(via, and he’s got lots more!)
Ask your friend about trigger discipline.
When she gets out of the hospital, her new nickname will be “Lefty”.
It’s possible he’s not a willing criminal, if he really did get all his permits and relied on his well-paid “professionals” to keep him legal. It’s definite that he’s not, as his statement claims, a responsible hunter. Jacklighting for leopards with a crossbow and shooting at a lion that takes the bait is not the act of a “responsible hunter”, especially when it leaves one of Ma Nature’s best killers pissed-off and on the loose for 40 hours.
Setting aside the issue of whether luring an animal to your position and blasting it with spotlights counts as “hunting”, if you’re using a single-shot weapon, you have a responsibility to get a clean kill. Especially at night. Especially large carnivores. If you can’t guarantee that, don’t take the shot.
Not that it matters now, since Cecil is dead, the mob has destroyed Our Villain’s business, and his money is going to be spent on lawyers instead of trophies for quite a while.
I’ve never really understood the trophy-hunter mentality. I’ve read Capstick and Cooper, I’ve known plenty of folks who hunt for meat, and I’ve considered a guided boar hunt to do my part in California Pest Control and fill the freezer with sausage, but trophies? What are you really celebrating, if the animal didn’t have a decent chance of taking you home?
The usual claim is that if someone (particularly a woman) tries to use a gun in self-defense, it will just be taken away and used against them by the bad guy.

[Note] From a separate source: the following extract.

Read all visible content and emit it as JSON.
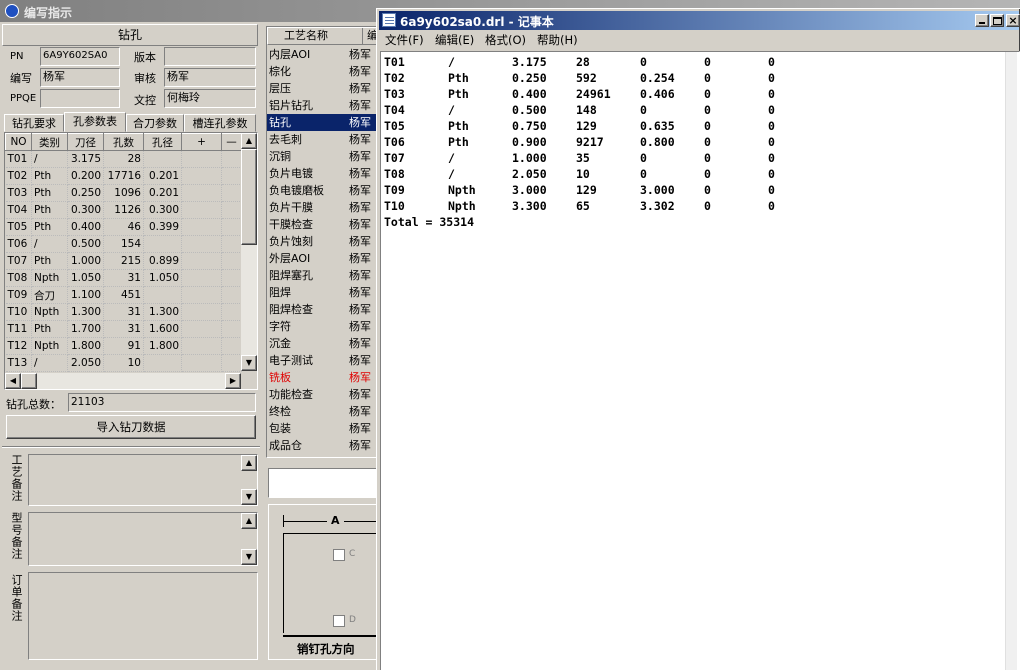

Well, this well-equipped serial killer is now in the morgue because his latest victim fought back, hitting him with a rake (? details have changed in a few stories) until he dropped his gun, and then shooting him with it. She didn’t need months of professional training and a government-issued license, “I just grabbed the gun and shot behind me.”
The wild cheering you hear might be coming from my house.
The latest in Kickstarter fantasies is GunDetect, a home-monitoring gadget that promises to use computer vision to detect the presence of armed intruders.
$20 says they never ship a working product. $100 says that if they do, they’ll refuse liability for any customer who actually has an undetected “incident”.
No activist has ever been persuaded by reason; as always, the argument is for the sake of the audience.